I bring up the ubiquitousness of these comments and incidents to underline one of the significant contributions of the history of sexuality: sexual violence, sexual harassment, and sex discrimination are not acts committed by deviants. Marking people as individual bad actors hinders us from recognizing the ways that our society rewards economic, social, and cultural success with sexual access and power. We should not flatten the very real differences between rape, persistent harassment, and inappropriate heterosexist comments. But distinguishing between degree in no way requires us to deny the systemic connections between such actions.
Let’s bring an analytic frame to school dress codes that encourage adults to purvey and adjudge teenage girls’ bodies. Let’s stop excusing discriminatory comments in academia as a result of awkward, socially inept errors.
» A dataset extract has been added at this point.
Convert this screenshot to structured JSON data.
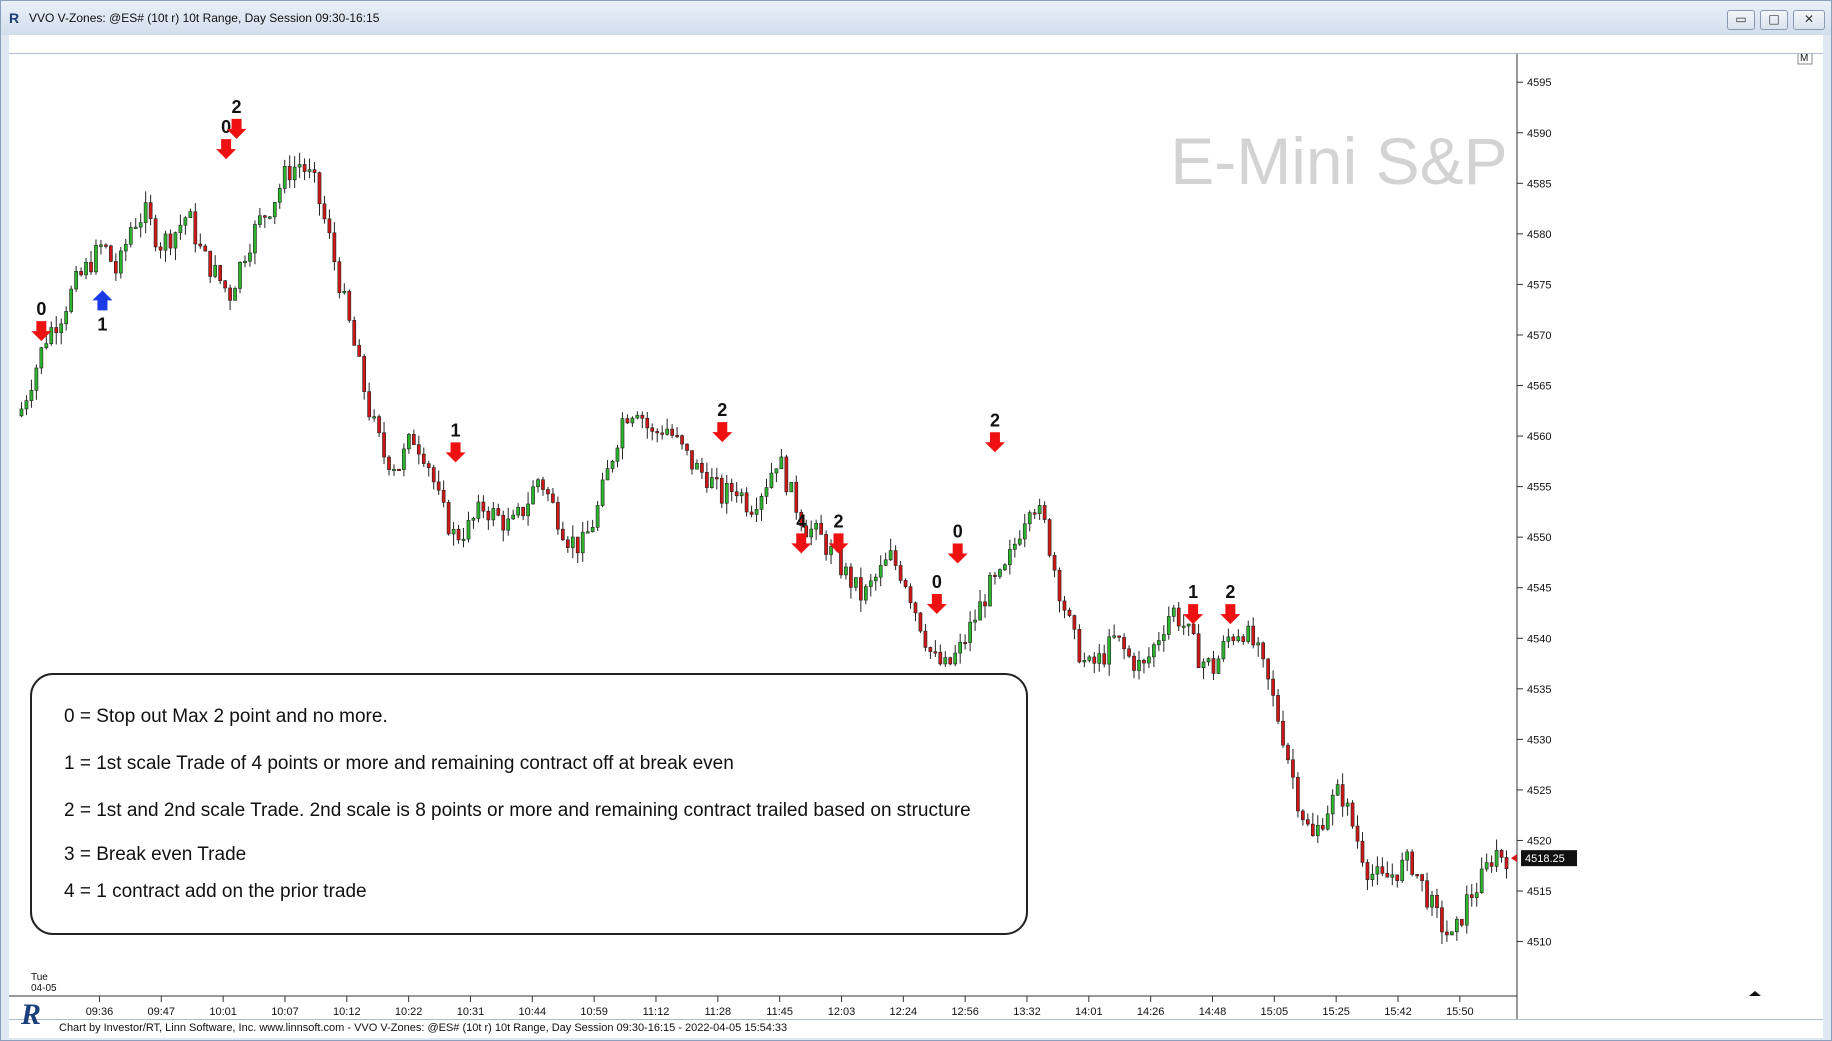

They may be socially inept, but they are not randomly so: too often such comments mobilize sex to express power. The history of sexuality allows us to see that these are not just individual acts; they are how our social systems have been designed to operate.
I worried about this essay becoming a listed litany of slings and arrows, of the thousands of small cuts that together change the course of too many lives. I am so tired of hearing versions of the same disturbing stories. Of seeing those who don’t fit a particular racial/hetero/cis/beauty category having to fight for belief and concern. Of watching friends and colleagues be distracted from their professional undertakings. Of feeling my own astonishment that a virtual stranger has projected onto me his belief that I might act unprofessionally in a professional setting. So yes, it is important to speak.
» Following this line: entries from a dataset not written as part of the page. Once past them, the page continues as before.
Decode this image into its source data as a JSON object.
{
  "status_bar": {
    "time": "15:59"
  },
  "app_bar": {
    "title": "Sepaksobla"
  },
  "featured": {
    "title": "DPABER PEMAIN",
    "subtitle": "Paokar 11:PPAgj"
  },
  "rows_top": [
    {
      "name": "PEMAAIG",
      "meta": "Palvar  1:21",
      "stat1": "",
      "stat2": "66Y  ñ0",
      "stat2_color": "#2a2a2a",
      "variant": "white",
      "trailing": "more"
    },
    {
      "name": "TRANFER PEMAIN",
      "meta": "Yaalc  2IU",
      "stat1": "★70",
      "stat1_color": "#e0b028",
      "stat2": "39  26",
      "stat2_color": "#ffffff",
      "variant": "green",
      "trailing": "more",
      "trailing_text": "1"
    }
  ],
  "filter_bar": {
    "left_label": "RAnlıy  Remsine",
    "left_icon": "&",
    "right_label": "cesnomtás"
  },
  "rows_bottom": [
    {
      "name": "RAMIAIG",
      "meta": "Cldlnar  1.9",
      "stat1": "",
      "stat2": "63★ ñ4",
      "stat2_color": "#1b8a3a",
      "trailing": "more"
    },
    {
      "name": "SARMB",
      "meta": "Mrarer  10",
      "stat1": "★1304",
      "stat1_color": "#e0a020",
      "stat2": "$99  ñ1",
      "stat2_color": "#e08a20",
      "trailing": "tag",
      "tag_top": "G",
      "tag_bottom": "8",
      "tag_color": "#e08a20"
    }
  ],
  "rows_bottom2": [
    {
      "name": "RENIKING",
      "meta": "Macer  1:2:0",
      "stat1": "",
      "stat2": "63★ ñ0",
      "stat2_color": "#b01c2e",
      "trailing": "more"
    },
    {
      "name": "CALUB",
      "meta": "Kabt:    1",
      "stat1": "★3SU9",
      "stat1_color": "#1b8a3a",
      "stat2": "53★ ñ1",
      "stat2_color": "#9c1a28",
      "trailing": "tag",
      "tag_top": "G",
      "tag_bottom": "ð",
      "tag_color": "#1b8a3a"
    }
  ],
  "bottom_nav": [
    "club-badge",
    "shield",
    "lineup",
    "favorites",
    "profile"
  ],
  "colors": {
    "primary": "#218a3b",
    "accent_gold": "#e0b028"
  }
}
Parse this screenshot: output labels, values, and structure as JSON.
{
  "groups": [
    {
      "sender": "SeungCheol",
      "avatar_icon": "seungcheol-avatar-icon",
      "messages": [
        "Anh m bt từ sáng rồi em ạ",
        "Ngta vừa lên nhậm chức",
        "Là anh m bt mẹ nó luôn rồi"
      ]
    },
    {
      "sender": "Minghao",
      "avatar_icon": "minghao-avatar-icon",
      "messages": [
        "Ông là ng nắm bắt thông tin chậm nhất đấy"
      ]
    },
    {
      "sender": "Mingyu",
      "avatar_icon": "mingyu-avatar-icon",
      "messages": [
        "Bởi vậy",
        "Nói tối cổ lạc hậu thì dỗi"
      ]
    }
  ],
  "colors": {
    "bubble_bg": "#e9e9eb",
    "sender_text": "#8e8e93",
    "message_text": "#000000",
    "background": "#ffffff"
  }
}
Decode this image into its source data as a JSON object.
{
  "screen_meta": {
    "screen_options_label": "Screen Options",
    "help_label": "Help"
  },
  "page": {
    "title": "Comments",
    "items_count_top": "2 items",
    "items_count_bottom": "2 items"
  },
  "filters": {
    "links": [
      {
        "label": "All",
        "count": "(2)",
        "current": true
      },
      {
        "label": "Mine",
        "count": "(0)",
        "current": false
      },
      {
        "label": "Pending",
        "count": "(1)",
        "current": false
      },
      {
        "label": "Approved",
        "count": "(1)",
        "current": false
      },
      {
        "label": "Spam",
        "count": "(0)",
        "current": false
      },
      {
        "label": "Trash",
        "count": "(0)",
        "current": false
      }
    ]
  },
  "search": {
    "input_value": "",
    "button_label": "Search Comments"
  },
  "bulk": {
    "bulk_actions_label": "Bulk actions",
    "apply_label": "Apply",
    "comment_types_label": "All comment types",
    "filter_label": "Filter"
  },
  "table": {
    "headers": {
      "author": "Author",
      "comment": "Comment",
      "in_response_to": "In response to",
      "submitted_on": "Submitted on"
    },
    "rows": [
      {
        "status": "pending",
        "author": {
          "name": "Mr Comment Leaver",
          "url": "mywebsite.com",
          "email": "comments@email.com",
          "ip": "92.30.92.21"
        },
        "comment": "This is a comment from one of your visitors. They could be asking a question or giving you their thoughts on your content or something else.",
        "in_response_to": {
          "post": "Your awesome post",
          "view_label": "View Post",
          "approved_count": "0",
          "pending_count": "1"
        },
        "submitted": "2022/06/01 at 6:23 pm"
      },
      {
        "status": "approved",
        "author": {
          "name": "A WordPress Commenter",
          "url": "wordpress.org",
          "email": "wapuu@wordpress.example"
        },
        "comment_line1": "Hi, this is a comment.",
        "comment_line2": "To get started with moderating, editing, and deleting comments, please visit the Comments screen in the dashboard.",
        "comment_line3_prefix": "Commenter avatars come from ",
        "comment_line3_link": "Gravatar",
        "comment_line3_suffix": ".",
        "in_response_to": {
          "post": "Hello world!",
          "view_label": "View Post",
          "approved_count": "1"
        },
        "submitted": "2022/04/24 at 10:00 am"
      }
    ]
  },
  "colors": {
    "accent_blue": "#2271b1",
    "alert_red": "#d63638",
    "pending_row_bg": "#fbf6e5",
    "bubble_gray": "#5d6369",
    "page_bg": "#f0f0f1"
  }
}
But we also need to connect individual experiences to the study of sexuality. Individual tales cannot transform a system that is built on power inequities and gendered hierarchies. Neither the scores of people who knew about elite men’s abuses nor their organizations have been forced to reckon with their roles in promoting sexually harmful environments. Institutions from Hollywood to academia to government have profited enormously by continuing to endorse and allow sexist and heterosexist systems of power.
So maybe we do need to talk about doors after all: Open doors don’t stop teachers from conveying that girls and women are appropriate objects of sexual humor. Open doors don’t stop colleagues from believing that women cause problems by their very existence in public and professional spaces. Open doors won’t stop sexual harassment and violence any more than electricity or wifely chaperones will. But just maybe if we open the door to understanding the historic use of sexuality as an operation of power, we can hope to leave these practices behind and see a path to a less demoralizing future.